  2. Overview • Targets gene for ribosomal RNA (16S rDNA) • Make many DNA copies of the gene for the entire community DNA using modified PCR • Cut amplified DNA with restriction enzyme • Slight variations in 16S rDNA sequence among the different organisms results in different fragment lengths • When analyzed, only the first fragment (length varies for each type of organism) of the 16S rDNA is detected • Gives a “fingerprint” of the number of different organisms in a sample (each a different peak) and relative abundance (height of peak) • Identity of organism represented by each peak not known

  3. T-RFLPTagged (or Terminal) Restriction Fragment Length Polymorphism PCR 16s w/ 1 fluorescent primer Mixed community DNA Digest PCR product with restriction enzyme Separate fragments on sequencer Labeled fragments of different taxa are different lengths Fluorescence detector produces graph of fragments present (Each peak a different type of organism)

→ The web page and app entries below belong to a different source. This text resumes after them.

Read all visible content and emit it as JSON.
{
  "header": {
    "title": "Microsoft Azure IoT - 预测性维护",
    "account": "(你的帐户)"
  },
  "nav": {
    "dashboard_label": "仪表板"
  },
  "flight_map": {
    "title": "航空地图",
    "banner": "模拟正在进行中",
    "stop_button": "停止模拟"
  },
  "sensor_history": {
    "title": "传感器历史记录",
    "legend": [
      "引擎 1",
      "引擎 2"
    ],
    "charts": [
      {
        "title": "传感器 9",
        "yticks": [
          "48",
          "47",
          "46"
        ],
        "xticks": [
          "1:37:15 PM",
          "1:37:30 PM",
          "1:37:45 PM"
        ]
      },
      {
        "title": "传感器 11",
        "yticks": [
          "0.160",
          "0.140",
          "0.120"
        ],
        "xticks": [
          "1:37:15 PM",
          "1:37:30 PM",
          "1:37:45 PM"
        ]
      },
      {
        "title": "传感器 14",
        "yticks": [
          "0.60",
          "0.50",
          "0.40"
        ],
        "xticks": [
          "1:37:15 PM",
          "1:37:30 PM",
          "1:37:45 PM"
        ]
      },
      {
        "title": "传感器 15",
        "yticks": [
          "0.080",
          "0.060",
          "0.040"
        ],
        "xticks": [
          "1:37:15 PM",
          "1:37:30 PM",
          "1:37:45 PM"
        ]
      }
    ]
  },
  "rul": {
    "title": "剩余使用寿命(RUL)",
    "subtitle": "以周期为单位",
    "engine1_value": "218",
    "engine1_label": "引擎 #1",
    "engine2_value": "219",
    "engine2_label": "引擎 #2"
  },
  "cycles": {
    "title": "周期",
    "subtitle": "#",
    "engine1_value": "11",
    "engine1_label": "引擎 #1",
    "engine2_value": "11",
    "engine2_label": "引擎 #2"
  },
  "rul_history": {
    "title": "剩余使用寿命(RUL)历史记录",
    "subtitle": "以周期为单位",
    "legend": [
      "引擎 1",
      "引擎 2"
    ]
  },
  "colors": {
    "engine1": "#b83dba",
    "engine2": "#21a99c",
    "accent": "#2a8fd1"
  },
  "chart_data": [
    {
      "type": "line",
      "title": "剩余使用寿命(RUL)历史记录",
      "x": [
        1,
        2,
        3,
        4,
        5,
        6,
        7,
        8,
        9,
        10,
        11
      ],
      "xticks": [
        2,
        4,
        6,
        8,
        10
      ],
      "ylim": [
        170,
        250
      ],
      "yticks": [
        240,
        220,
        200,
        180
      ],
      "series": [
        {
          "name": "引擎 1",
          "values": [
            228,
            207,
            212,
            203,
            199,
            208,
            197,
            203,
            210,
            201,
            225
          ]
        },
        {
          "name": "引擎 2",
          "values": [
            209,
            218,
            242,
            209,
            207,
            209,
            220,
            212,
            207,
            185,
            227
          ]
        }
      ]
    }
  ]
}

  4. Example Fingerprint • T-RFLP from control site County Brigde

  5. Why 16S rDNA? • Not all (actually a small percentage) microorganisms can be easily cultured • Culture-based studies are skewed • All organisms have ribosomes • Function of small subunit RNA (16S in bacteria and archaea) identical in all organisms • Regions of varying conservation • Some so conserved they are “universal” • Some so variable they can be used to distinguish between very closely related organisms (different strains of same species)

  6. PCR • Cool website tutorial • Used to amplify a specified region of DNA • Region of DNA specified by “primers” which bind to short sequences of DNA on either end • Primers are short (~18 nucleotide) DNA oligomers

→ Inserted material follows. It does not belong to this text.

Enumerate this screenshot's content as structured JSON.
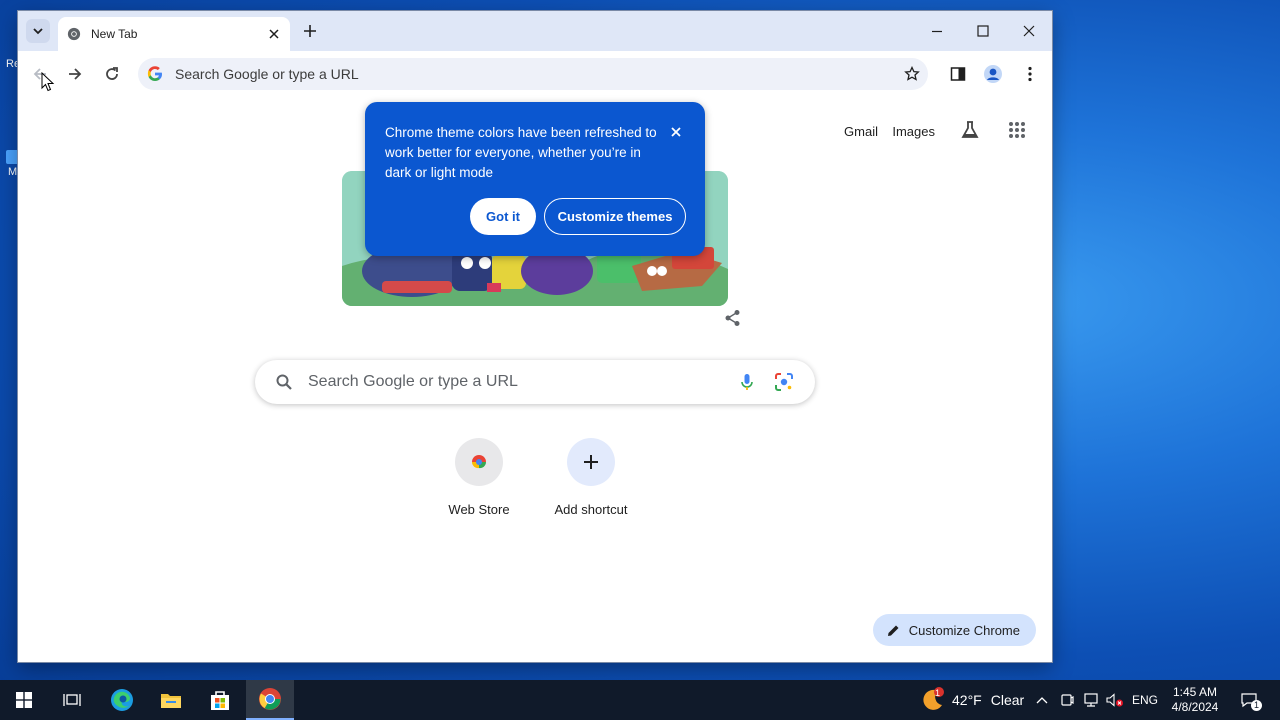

  7. Restriction Enzymes • Enzymes from bacteria which cut DNA at specific sequences • Naturally used by bacteria to protect themselves from foreign DNA (i.e. viruses) • Used by biologists like DNA scissors • Useful because you know the sequence where they cut • can differentiate sequences of DNA by different fragment lengths

  8. Separating DNA • Agarose gel electrophoresis separates DNA fragments by size • T-RFLP uses capillary electrophoresis • Same principle but 1 nucleotide resolution AATTCGAATTCTTGT 1 2 GCTTAAGAACA CATGGTG GTACCACTTAA AATTCTTGT GAACA AATTCG CATGGTG GCTTAA GTACCACTTAA

  9. Example Fingerprint(s) • What do these tell us about the bacterial community? • What can’t they tell us? Control (County Bridge) AMD-impacted (DFB099)

  10. Dendrogram of Community Similarities More similar T-RFLP patterns on closer branches Control: CB AMD: DFB099 CC FB